# INSTRUCTIONS TO FOLLOW
Send back the entries exactly as they were given.

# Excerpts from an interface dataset
___

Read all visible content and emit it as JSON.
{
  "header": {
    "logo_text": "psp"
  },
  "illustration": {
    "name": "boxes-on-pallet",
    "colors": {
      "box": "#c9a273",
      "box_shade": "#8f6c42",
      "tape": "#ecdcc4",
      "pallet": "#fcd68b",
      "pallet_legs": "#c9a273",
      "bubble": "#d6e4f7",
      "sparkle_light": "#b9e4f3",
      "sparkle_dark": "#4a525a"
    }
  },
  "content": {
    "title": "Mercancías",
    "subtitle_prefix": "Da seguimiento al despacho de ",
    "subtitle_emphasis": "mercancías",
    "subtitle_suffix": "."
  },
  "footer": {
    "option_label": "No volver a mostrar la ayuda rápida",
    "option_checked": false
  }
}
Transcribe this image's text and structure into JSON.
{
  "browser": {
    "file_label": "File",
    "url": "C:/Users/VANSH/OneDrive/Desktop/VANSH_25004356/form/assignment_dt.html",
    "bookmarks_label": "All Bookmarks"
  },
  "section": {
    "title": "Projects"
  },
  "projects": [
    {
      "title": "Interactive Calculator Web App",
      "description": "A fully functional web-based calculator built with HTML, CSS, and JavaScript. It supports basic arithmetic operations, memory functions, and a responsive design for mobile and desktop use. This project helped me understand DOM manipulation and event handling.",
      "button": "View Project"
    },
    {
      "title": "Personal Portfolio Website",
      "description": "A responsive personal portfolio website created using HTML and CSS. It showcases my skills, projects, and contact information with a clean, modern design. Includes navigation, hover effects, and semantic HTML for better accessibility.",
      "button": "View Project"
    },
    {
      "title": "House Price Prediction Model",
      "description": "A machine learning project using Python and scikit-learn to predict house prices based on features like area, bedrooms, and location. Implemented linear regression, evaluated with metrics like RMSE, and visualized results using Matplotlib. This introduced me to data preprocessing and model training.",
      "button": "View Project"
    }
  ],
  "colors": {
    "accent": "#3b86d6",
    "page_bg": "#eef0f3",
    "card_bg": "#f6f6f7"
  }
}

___

# ANSWER FOR THE TASK
Read all visible content and emit it as JSON.
{
  "header": {
    "logo_text": "psp"
  },
  "illustration": {
    "name": "boxes-on-pallet",
    "colors": {
      "box": "#c9a273",
      "box_shade": "#8f6c42",
      "tape": "#ecdcc4",
      "pallet": "#fcd68b",
      "pallet_legs": "#c9a273",
      "bubble": "#d6e4f7",
      "sparkle_light": "#b9e4f3",
      "sparkle_dark": "#4a525a"
    }
  },
  "content": {
    "title": "Mercancías",
    "subtitle_prefix": "Da seguimiento al despacho de ",
    "subtitle_emphasis": "mercancías",
    "subtitle_suffix": "."
  },
  "footer": {
    "option_label": "No volver a mostrar la ayuda rápida",
    "option_checked": false
  }
}
Transcribe this image's text and structure into JSON.
{
  "browser": {
    "file_label": "File",
    "url": "C:/Users/VANSH/OneDrive/Desktop/VANSH_25004356/form/assignment_dt.html",
    "bookmarks_label": "All Bookmarks"
  },
  "section": {
    "title": "Projects"
  },
  "projects": [
    {
      "title": "Interactive Calculator Web App",
      "description": "A fully functional web-based calculator built with HTML, CSS, and JavaScript. It supports basic arithmetic operations, memory functions, and a responsive design for mobile and desktop use. This project helped me understand DOM manipulation and event handling.",
      "button": "View Project"
    },
    {
      "title": "Personal Portfolio Website",
      "description": "A responsive personal portfolio website created using HTML and CSS. It showcases my skills, projects, and contact information with a clean, modern design. Includes navigation, hover effects, and semantic HTML for better accessibility.",
      "button": "View Project"
    },
    {
      "title": "House Price Prediction Model",
      "description": "A machine learning project using Python and scikit-learn to predict house prices based on features like area, bedrooms, and location. Implemented linear regression, evaluated with metrics like RMSE, and visualized results using Matplotlib. This introduced me to data preprocessing and model training.",
      "button": "View Project"
    }
  ],
  "colors": {
    "accent": "#3b86d6",
    "page_bg": "#eef0f3",
    "card_bg": "#f6f6f7"
  }
}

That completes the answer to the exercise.